Weary from hiking in relentless heat, this day another scorching pearl in a string of white hot coals, I collapse beneath a stately Sycamore. Surrendering into the embrace of Earth, I give thanks for my arboreal shield, each leafy arm deflecting a fiery blast from our cosmic fireball. One great branch arcs over the length of my supine body, as if a noble knight with sword drawn, shielding damsel me, from an invading marauder. I blow a kiss to honor my cavalier, my own heated breath nearly scorching my fingers.
As I admire my champion, my smile fades when I spot the wounds. The trunk of my benefactor bears testaments of love, faith, hate and despair, each gashed into bark like toddler-drawn tattoos. Some howl of passion, while others throb with anger and self-loathing. Some are so deeply gouged that I physically recoil to witness them. I find myself caressing my own bare skin as if to soothe the trauma. I wonder now what torrid acts of lovemaking, rage or despair have occurred right where I sit. I draw my picnic blanket around me as graphic images flash through my mind.

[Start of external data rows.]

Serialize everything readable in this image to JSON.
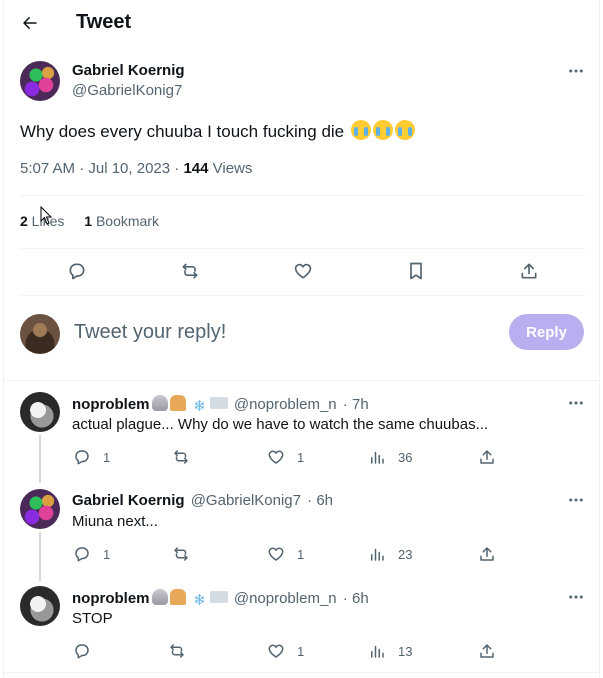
{
  "header": {
    "title": "Tweet"
  },
  "tweet": {
    "author_name": "Gabriel Koernig",
    "author_handle": "@GabrielKonig7",
    "text": "Why does every chuuba I touch fucking die",
    "timestamp": "5:07 AM · Jul 10, 2023 · ",
    "views_count": "144",
    "views_label": " Views",
    "likes_count": "2",
    "likes_label": " Likes",
    "bookmarks_count": "1",
    "bookmarks_label": " Bookmark"
  },
  "composer": {
    "placeholder": "Tweet your reply!",
    "button_label": "Reply"
  },
  "replies": [
    {
      "name": "noproblem",
      "handle": "@noproblem_n",
      "time": " · 7h",
      "text": "actual plague... Why do we have to watch the same chuubas...",
      "reply_count": "1",
      "like_count": "1",
      "views": "36"
    },
    {
      "name": "Gabriel Koernig",
      "handle": "@GabrielKonig7",
      "time": " · 6h",
      "text": "Miuna next...",
      "reply_count": "1",
      "like_count": "1",
      "views": "23"
    },
    {
      "name": "noproblem",
      "handle": "@noproblem_n",
      "time": " · 6h",
      "text": "STOP",
      "reply_count": "",
      "like_count": "1",
      "views": "13"
    }
  ],
  "icons": {
    "back": "arrow-left-icon",
    "more": "more-horizontal-icon",
    "reply": "reply-bubble-icon",
    "retweet": "retweet-icon",
    "like": "heart-icon",
    "bookmark": "bookmark-icon",
    "share": "share-icon",
    "views": "analytics-icon",
    "emoji": "loudly-crying-face-emoji"
  },
  "colors": {
    "accent_disabled": "#b8aef0",
    "text_secondary": "#536471",
    "border": "#eff3f4"
  }
}
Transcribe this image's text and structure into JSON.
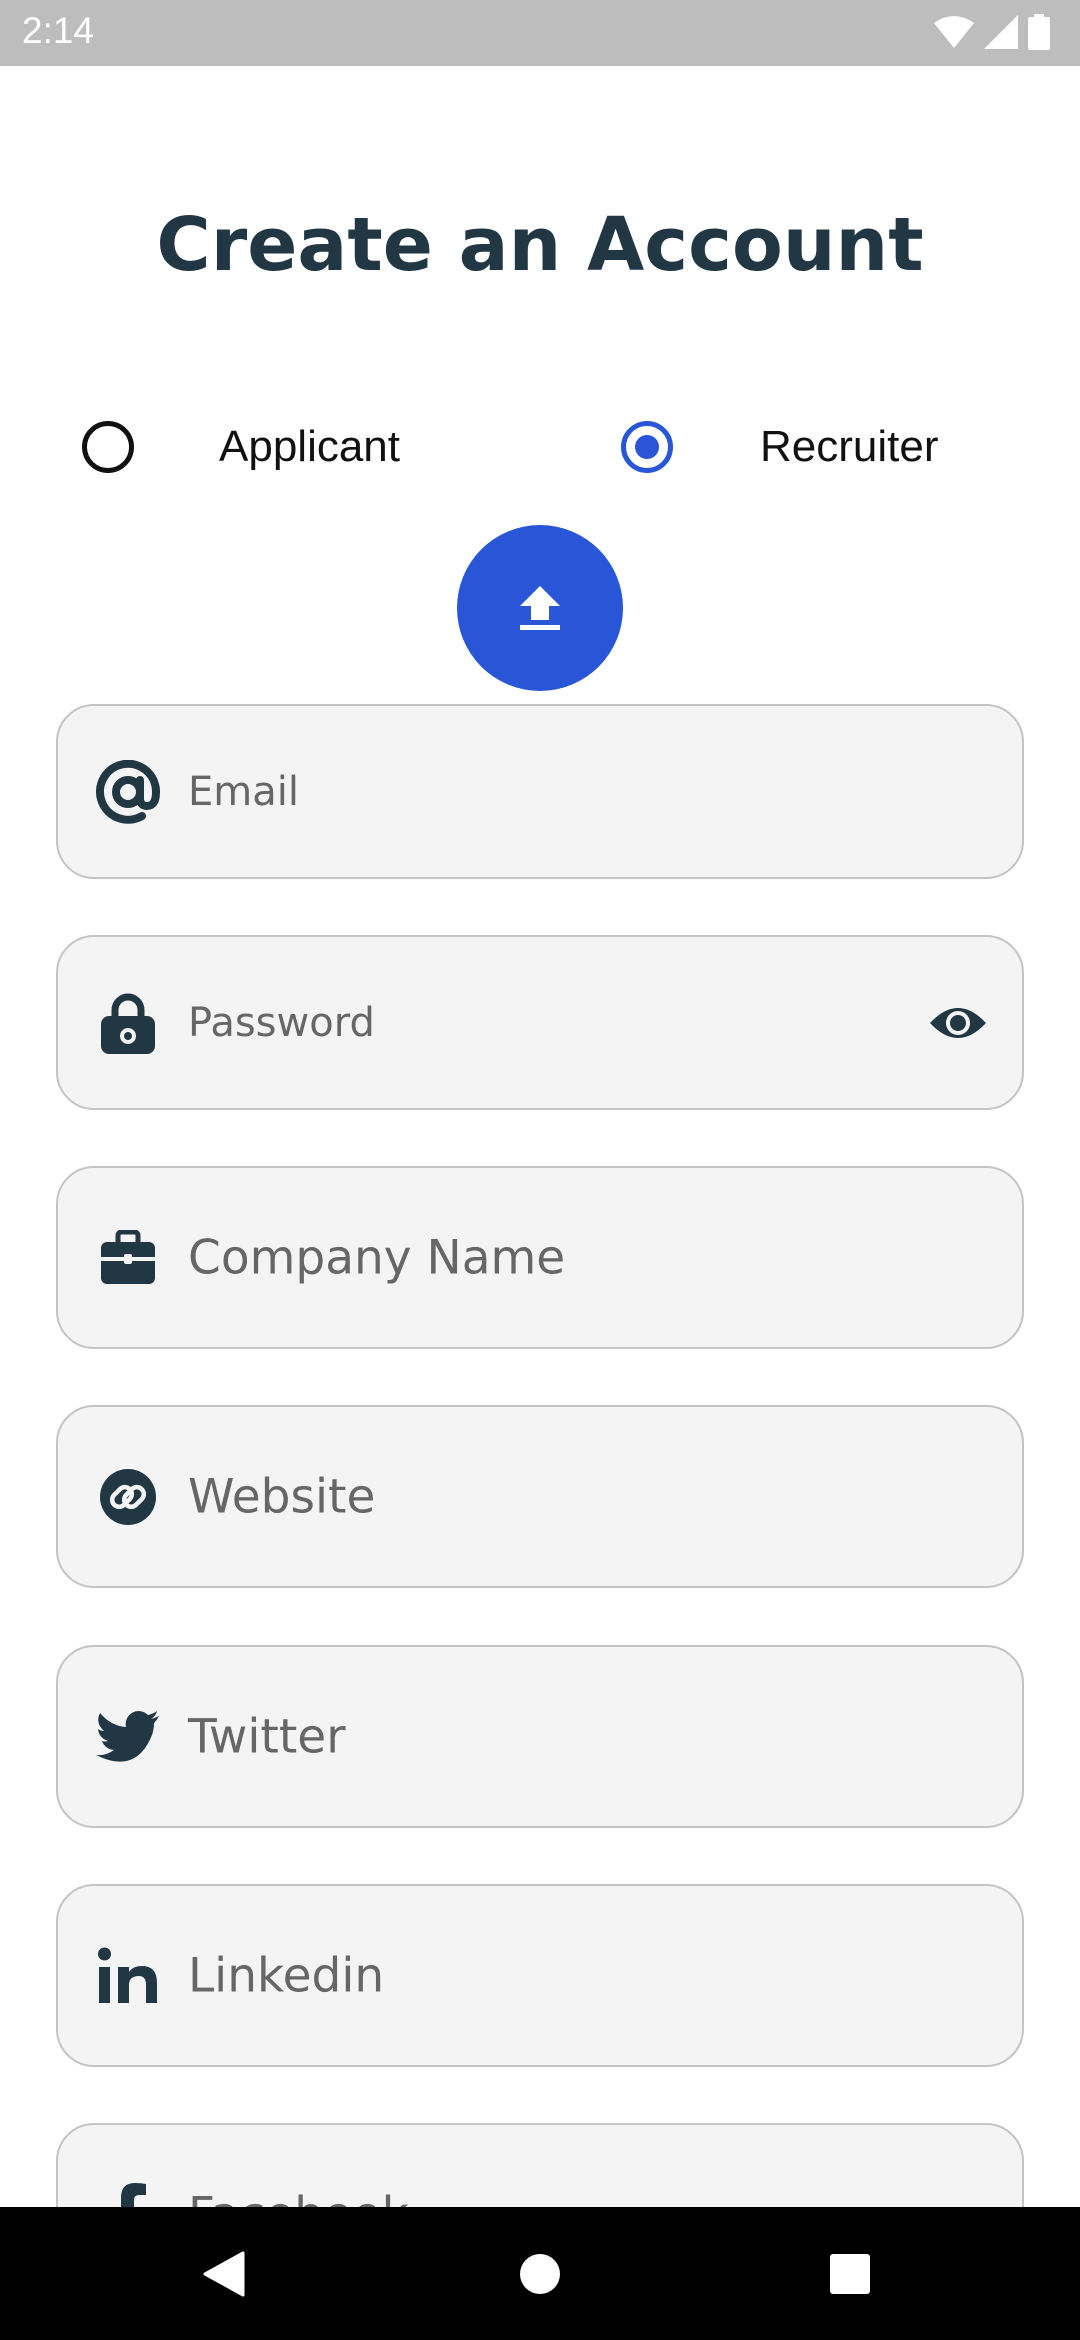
{
  "status_bar": {
    "time": "2:14"
  },
  "title": "Create an Account",
  "roles": [
    {
      "label": "Applicant",
      "selected": false
    },
    {
      "label": "Recruiter",
      "selected": true
    }
  ],
  "upload": {
    "icon": "upload-icon"
  },
  "fields": {
    "email": {
      "label": "Email",
      "icon": "at-sign-icon"
    },
    "password": {
      "label": "Password",
      "icon": "lock-icon",
      "toggle_icon": "eye-icon"
    },
    "company": {
      "label": "Company Name",
      "icon": "briefcase-icon"
    },
    "website": {
      "label": "Website",
      "icon": "link-icon"
    },
    "twitter": {
      "label": "Twitter",
      "icon": "twitter-icon"
    },
    "linkedin": {
      "label": "Linkedin",
      "icon": "linkedin-icon"
    },
    "facebook": {
      "label": "Facebook",
      "icon": "facebook-icon"
    }
  },
  "colors": {
    "accent": "#2856d6",
    "title": "#223744",
    "field_bg": "#f4f4f4",
    "field_border": "#c4c4c4",
    "icon": "#223744"
  }
}
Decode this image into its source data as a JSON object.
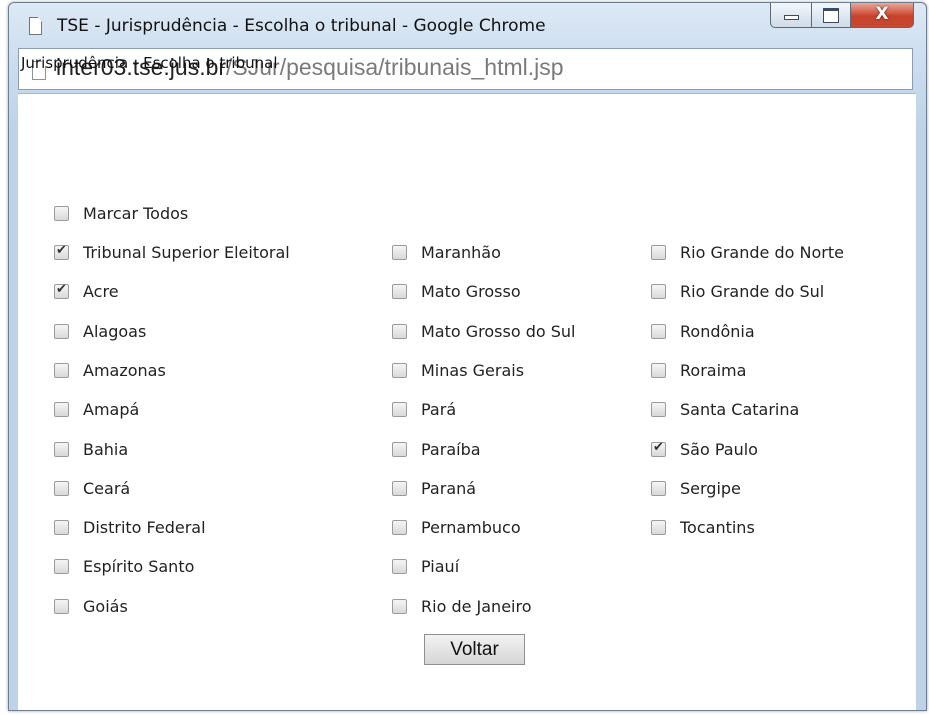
{
  "window": {
    "title": "TSE - Jurisprudência - Escolha o tribunal - Google Chrome",
    "close_symbol": "X"
  },
  "address": {
    "host": "inter03.tse.jus.br",
    "path": "/SJur/pesquisa/tribunais_html.jsp"
  },
  "page": {
    "heading": "Jurisprudência - Escolha o tribunal",
    "select_all": {
      "label": "Marcar Todos",
      "checked": false
    },
    "columns": [
      [
        {
          "label": "Tribunal Superior Eleitoral",
          "checked": true
        },
        {
          "label": "Acre",
          "checked": true
        },
        {
          "label": "Alagoas",
          "checked": false
        },
        {
          "label": "Amazonas",
          "checked": false
        },
        {
          "label": "Amapá",
          "checked": false
        },
        {
          "label": "Bahia",
          "checked": false
        },
        {
          "label": "Ceará",
          "checked": false
        },
        {
          "label": "Distrito Federal",
          "checked": false
        },
        {
          "label": "Espírito Santo",
          "checked": false
        },
        {
          "label": "Goiás",
          "checked": false
        }
      ],
      [
        {
          "label": "Maranhão",
          "checked": false
        },
        {
          "label": "Mato Grosso",
          "checked": false
        },
        {
          "label": "Mato Grosso do Sul",
          "checked": false
        },
        {
          "label": "Minas Gerais",
          "checked": false
        },
        {
          "label": "Pará",
          "checked": false
        },
        {
          "label": "Paraíba",
          "checked": false
        },
        {
          "label": "Paraná",
          "checked": false
        },
        {
          "label": "Pernambuco",
          "checked": false
        },
        {
          "label": "Piauí",
          "checked": false
        },
        {
          "label": "Rio de Janeiro",
          "checked": false
        }
      ],
      [
        {
          "label": "Rio Grande do Norte",
          "checked": false
        },
        {
          "label": "Rio Grande do Sul",
          "checked": false
        },
        {
          "label": "Rondônia",
          "checked": false
        },
        {
          "label": "Roraima",
          "checked": false
        },
        {
          "label": "Santa Catarina",
          "checked": false
        },
        {
          "label": "São Paulo",
          "checked": true
        },
        {
          "label": "Sergipe",
          "checked": false
        },
        {
          "label": "Tocantins",
          "checked": false
        }
      ]
    ],
    "back_button": "Voltar"
  }
}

Anger rushes through me now as I berate those who’ve harmed this noble native. Sycamores are good neighbors, offering shade for weary sojourners like me, bountiful food and shelter for nesting red-tailed hawks, woodpeckers and hummingbirds, and nourishment for the larva of western tiger swallowtail butterfly. A single, full-grown California Sycamore may absorb some 50 pounds of CO2 and produce enough oxygen for two people to breathe every year. Hmph. Why must this benevolent Sycamore bear the scars of someone else’s living?
Am I here to confess my own sins?
As I fume, an inner voice nudges me to consider my own torrent of emotions. Anger, frustration and criticism have been my constant companions of late. I suddenly feel set up. Was I drawn to plop in this particular place, this confessional of sorts? I imagine the murmurs of people who came before me, revealing their darkest secrets before this wizened agent of absolution. Am I here to confess my own sins?
As I wrestle with my demons, I wonder how Sycamore feels about all of this? I scan the tree, from earth to sky, for any sign of protest or contempt for thoughtless engravers. I find none. On this warm, windless day, this tree rests as still as a sheer granite cliff. I admire the devotion to calm. Surrender.
Then, inner cynic scoffs: what could a tree do about it anyway? Trees are stuck where they are planted, and that’s where they stay until they die, barring any human interventions.
And that’s when it all snaps into place.
This Sycamore is upholding its agreement with the Divine. Each seed, from the moment it lands in fertile soil, accepts its end of the bargain. “I’ll stand tall where I’m planted and receive what comes: sunshine and rain from the sky. Nutrition from Earth. I’ll give, offering shelter, shade and food. I’ll communicate and collaborate with other trees in my tribe. I’ll rely on critters to scatter the seeds of my own progeny. I am Sycamore. Come what may. The rest is up to the Divine.”
Living this Life leaves its mark on us all.
I pause to think of my own life, not so unlike Sycamore’s after all. Though I possess greater mobility, I stand where I have been planted, in a space and time. In a community. In a family. I receive rain and sunshine from the sky, nutrition from Earth. I communicate and collaborate with others in my tribe. I rely on others to support my own survival. I’m human. Come what may. I surrender the rest unto the Divine.”
Turning back to the gouged trunk before me, I think of my own scars. Over my nearly six decades, countless loved ones and neighbors and coworkers and strangers have left their mark on me.
Living this Life leaves its mark on us all. Some visible, many are not, each its own badge of having lived. This tree and I have both been scarred for life.
We’re scarred for Life.
Come what may.